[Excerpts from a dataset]
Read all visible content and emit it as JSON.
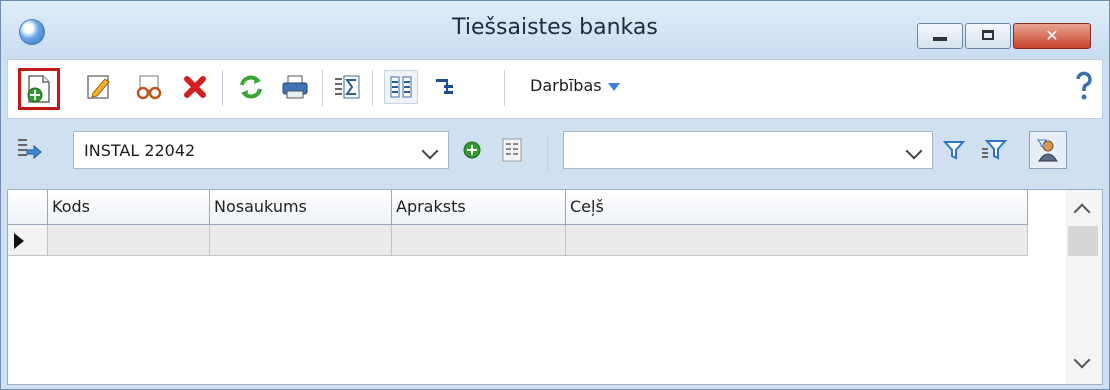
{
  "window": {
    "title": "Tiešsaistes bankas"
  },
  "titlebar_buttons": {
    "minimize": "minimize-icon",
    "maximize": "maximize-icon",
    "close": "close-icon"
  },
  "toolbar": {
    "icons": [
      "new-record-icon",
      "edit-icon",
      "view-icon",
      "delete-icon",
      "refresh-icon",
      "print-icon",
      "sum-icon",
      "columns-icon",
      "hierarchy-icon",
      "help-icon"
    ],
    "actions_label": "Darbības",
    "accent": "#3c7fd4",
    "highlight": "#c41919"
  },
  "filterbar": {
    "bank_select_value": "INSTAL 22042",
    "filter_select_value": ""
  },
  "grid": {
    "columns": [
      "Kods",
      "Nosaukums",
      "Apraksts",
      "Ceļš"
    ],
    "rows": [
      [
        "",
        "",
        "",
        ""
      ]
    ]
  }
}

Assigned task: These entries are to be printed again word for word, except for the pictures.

Expected output:
Read all visible content and emit it as JSON.
{
  "window": {
    "title": "Tiešsaistes bankas"
  },
  "titlebar_buttons": {
    "minimize": "minimize-icon",
    "maximize": "maximize-icon",
    "close": "close-icon"
  },
  "toolbar": {
    "icons": [
      "new-record-icon",
      "edit-icon",
      "view-icon",
      "delete-icon",
      "refresh-icon",
      "print-icon",
      "sum-icon",
      "columns-icon",
      "hierarchy-icon",
      "help-icon"
    ],
    "actions_label": "Darbības",
    "accent": "#3c7fd4",
    "highlight": "#c41919"
  },
  "filterbar": {
    "bank_select_value": "INSTAL 22042",
    "filter_select_value": ""
  },
  "grid": {
    "columns": [
      "Kods",
      "Nosaukums",
      "Apraksts",
      "Ceļš"
    ],
    "rows": [
      [
        "",
        "",
        "",
        ""
      ]
    ]
  }
}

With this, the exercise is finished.